[9]I have credited Ms. Romo’s specific and direct testimony that she did not agree to the Respondent’s plan to implement CWS/AWS for HRO employees with only Tuesdays and Wednesdays available as off days over the more vague accounts on the January 10, 2014, meeting offered by Ms. Perez and Mr. Castro.  In this regard, Ms. Perez testified that while she believed after the first meeting in November that the Union was “receptive to reimplementing CWS/AWS with off days limited to Tuesdays and Wednesdays, “it would be speculation” on her part to say whether the Union was in agreement with the Respondent’s proposal at the January 10, 2014, meeting, though she did add that Ms. Romo “did not verbalize to me that Tuesdays and Wednesdays were not good.”  (Tr. 154-55).  Mr. Castro also stopped short of testifying that the parties reached any agreement on January 10, 2014, although he believed that the Respondent had fulfilled any obligations it owed to the Union:
 
Q. Now, as far as – what – was there any agreement made during that meeting?  Was there any – what belief did you have as far as reimplementing AWS, when the three of you met?
 
A. That was the final piece of information that Ms. Romo had requested back on December 30th, which was just to provide the Union with the days off that we were going to have for the AWS, and as I said, close that loop and then move forward to reimplementing the AWS.
 
(Tr. 188).  Thus, neither of the Respondent’s witnesses directly contradicted Ms. Romo’s testimony that she did not agree during the January 10, 2014, meeting to proceed with implementation of CWS/AWS with off-days limited to Tuesday and Wednesday but, rather, that she wanted to discuss the matter further with Mr. Ramirez and Mr. Garza which is consistent with Ms. Perez’s contemporaneous note of the meeting.  (R. Ex. 4).  

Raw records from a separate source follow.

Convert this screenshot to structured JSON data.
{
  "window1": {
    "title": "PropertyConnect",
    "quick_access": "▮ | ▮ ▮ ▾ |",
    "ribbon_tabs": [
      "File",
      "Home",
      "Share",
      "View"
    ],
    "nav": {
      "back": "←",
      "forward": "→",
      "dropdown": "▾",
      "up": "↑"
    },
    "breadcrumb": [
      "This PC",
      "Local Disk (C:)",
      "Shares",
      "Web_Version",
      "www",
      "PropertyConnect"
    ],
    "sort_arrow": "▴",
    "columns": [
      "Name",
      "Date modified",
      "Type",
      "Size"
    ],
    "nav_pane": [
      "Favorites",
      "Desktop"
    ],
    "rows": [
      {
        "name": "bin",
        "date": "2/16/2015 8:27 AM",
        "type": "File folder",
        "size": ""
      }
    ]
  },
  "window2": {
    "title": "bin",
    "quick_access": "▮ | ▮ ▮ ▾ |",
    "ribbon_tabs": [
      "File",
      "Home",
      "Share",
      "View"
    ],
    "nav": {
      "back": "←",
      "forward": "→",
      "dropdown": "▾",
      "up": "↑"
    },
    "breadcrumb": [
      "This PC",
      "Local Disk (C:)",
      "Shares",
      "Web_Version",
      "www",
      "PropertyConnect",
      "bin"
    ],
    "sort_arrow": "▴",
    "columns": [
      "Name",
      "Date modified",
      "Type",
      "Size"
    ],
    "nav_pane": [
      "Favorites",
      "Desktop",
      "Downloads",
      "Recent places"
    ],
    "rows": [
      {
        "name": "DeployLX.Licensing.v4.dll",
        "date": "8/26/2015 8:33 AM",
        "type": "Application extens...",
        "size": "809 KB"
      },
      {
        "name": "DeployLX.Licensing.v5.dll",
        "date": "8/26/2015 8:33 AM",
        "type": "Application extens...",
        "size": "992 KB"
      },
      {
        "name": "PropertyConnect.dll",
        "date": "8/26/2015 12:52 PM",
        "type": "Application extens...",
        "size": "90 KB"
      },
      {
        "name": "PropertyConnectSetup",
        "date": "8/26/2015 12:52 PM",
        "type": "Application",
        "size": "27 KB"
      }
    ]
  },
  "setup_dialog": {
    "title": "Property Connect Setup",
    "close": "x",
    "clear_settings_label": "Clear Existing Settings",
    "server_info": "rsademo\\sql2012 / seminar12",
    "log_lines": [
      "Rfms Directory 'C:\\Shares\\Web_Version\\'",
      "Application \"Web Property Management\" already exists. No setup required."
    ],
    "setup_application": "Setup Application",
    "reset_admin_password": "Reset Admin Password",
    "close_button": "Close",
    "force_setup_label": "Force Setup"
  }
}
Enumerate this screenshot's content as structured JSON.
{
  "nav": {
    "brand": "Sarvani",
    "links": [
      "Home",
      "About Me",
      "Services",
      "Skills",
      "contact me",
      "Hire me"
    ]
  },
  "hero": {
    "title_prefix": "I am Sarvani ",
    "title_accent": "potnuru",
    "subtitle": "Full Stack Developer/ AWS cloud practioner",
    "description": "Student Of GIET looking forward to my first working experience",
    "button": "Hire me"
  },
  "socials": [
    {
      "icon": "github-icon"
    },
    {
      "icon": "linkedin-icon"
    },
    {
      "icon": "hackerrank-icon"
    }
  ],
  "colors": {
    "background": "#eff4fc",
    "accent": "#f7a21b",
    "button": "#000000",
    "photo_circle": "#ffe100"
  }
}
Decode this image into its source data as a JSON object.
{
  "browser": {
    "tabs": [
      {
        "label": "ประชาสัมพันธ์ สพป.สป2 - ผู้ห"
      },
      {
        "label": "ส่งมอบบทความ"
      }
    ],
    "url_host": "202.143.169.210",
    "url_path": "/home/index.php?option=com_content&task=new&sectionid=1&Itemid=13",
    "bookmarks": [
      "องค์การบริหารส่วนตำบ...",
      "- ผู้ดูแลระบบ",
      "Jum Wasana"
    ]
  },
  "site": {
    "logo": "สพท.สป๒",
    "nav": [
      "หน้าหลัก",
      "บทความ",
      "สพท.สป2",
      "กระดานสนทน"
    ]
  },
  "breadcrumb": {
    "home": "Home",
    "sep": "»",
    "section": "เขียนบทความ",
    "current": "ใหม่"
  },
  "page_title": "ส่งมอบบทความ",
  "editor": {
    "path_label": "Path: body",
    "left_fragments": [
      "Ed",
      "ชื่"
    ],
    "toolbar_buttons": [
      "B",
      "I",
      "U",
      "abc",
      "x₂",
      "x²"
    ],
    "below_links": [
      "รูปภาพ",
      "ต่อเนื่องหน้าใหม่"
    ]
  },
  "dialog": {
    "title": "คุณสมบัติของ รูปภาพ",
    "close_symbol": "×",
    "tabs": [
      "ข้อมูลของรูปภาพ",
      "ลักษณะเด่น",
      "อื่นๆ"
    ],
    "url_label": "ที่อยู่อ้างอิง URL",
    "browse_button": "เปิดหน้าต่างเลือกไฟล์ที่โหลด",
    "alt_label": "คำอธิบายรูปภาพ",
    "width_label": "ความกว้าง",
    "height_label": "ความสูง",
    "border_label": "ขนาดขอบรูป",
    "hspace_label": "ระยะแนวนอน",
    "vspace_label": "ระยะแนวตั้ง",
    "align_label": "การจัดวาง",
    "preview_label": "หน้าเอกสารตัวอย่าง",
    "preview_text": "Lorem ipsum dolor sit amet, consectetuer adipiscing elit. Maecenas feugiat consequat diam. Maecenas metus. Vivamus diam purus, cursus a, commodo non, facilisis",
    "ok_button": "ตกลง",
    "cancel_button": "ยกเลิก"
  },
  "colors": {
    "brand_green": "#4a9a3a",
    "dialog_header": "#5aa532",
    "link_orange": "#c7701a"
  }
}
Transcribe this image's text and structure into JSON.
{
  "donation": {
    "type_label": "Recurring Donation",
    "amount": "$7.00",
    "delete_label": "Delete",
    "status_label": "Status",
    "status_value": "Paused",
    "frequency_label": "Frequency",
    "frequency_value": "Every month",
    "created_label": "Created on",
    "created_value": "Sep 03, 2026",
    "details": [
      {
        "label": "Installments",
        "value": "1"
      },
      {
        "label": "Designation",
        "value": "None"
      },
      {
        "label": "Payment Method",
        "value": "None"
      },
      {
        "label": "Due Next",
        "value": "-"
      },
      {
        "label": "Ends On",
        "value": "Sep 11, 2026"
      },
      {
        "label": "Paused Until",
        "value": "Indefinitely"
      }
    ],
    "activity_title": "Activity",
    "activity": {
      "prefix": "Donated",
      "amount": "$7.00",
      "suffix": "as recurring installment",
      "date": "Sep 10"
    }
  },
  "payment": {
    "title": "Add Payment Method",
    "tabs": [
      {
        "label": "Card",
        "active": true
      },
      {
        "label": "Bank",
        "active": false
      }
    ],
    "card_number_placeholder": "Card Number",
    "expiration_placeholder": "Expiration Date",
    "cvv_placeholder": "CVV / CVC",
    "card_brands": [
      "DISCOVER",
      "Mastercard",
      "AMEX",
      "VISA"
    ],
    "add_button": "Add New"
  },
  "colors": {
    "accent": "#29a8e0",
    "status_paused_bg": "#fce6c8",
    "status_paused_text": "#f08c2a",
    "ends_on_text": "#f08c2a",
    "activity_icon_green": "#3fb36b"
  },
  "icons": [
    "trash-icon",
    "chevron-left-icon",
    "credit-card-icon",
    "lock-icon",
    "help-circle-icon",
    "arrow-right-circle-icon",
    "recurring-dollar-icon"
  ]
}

[10] The GC did not seek a status quo ante remedy in Case No. DA-CA-13-0410.
[11] The Respondent introduced a copy of an employee’s work schedule from January of 2013 which reflects that the employee was on a compressed work schedule with Wednesday as his day off. 
(R. Ex. 5; Tr. 185-86).  Since it is undisputed that there was no restriction on available days off under the CWS/AWS program that was in use at the HRO prior to April of 2013, the fact that one employee selected a Wednesday as his day off does not establish that a compressed schedule with days off limited to Tuesdays and Wednesdays was in use at the HRO prior to January of 2014.  
[12] The Authority concluded that the agency’s bargaining obligations with respect to the changes in starting and quitting times was limited to the impact and implementation, but not the substance, of the decision because the case involved the agency’s right under § 6122(a) of the Work Schedules Act, 5 U.S.C. § 6122(a), “to adjust employee arrival and departure times within the flexible hours of the AWS to ensure office coverage during the hours that the office was open for business.”  (Id. at 1238).  The instant case does not simply concern an adjustment in arrival and departure times that is reserved to agency management under § 6122(a),but rather a decision to establish CWS/AWS which, as discussed above, is substantively negotiable.  See EPA, Research Triangle Park, N.C., 43 FLRA 87, 94 (1991) (distinguishing Lowery AFB in a case involving termination of AWS). 
 
[13] The 2000 Agreement was signed by the INS Commissioner and the AFGE President on June 8, 2000, and Article 49 provides that it shall be in effect for three years from that date. 
[14] Subsection 2(b) (Legal Restrictions) of Article 29, Section C recites the legal parameters for CWS/AWS under the Work Schedules Act. (Jt. Ex. 1 at 57).
 
[15] It is noted that one HRO employee ultimately went to the Union when his request for Tuesday as his off-day was denied by Supervisor Jimenez.  However, I consider Mr. Garza’s conduct in contacting the Union to have been a purely fortuitous event that did not have the effect of curing or ameliorating the Respondent’s unlawful bypass.